What all of these pundits share is a dearth of solid information, and a  complete lack of background in aeronautics, engineering or accident investigation.

At this point, the pilots of the ill-fated airliner may have some clue as to why things went pear shaped at the end of their long international flight.  But even they will have to wait for the black boxes and other data to be compiled and examined by the folks in the white lab coats who actually look into this sort of thing for a living, before knowing the full scope of what happened.

My point being: will the pundits, media talking heads and their ill-informed 'experts' please STFU?!
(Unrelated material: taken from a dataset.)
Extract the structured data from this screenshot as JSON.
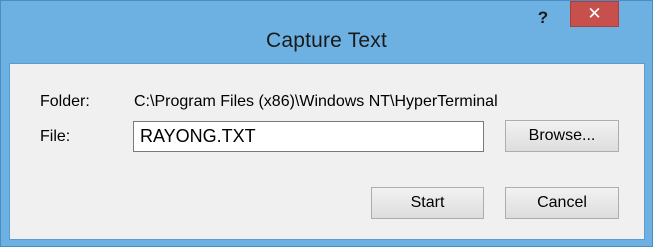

If you have to fill the news cycle with something, why not focus on something that can actually be quantified and parced: the number of survivors and the reason there were so few causalties in what appears to be a devastating event.

My guess (and, I stress, it is only a guess) is that the credit for the mostly positive outcome can be largely attributed to the cabin crew... the underpaid, under-appreciated and frequently abused flight attendants.

I fly... a LOT.  I admit that like many passengers, I tolerate, rather than listen to, the safety briefing at the start of each flight. Truth be told, I could probably give the safety briefing if they asked me to, having heard it so many times.  But if push came to shove, I doubt I could carry out the instructions without the close supervision of the cabin staff.

Think about that for a moment... if most people are like me, that means that but for a few random interested souls, the entire responsibility for making sure everything goes correctly in an emergency falls to the poor woman you watched being verbally abused because she didn't bring the pillow or scotch fast enough to suit the traveler seated in 13C.

Whether the crash ends up attributed to mechanical failure, pilot error, some combination thereof, or something else completely... looking at photos of the burned-out plane reminds me just how important the overworked cabin staff are to the safety of travelers.

That there were so few fatalities, and that everyone was evacuated from the shattered and burning aircraft, is worthy of note. I hope the cabin crew gets some sort of medal and/or recognition... but they probably won't.

These people spend most of their time handing out snacks and drinks... but we allow ourselves to forget that their real function is to make sure scores of inattentive, uncooperative, and ultimately terrified people get off the plane quickly and safely in the event of an emergency.

That's no small feat.

So as we enter peak vacation season, I'd like to suggest that we ALWAYS treat the cabin staff with deference, and try to make sure they feel appreciated rather than harassed.

Next time you fly, make sure to say thank you to the flight attendants when they bring you that extra blanket... and as you leave the plane. You don't have to be exiting on an inflatable slide to recognize the selfless heroism of their service.

Posted by David Bogner on July 7, 2013 | Permalink | Comments (10) | TrackBack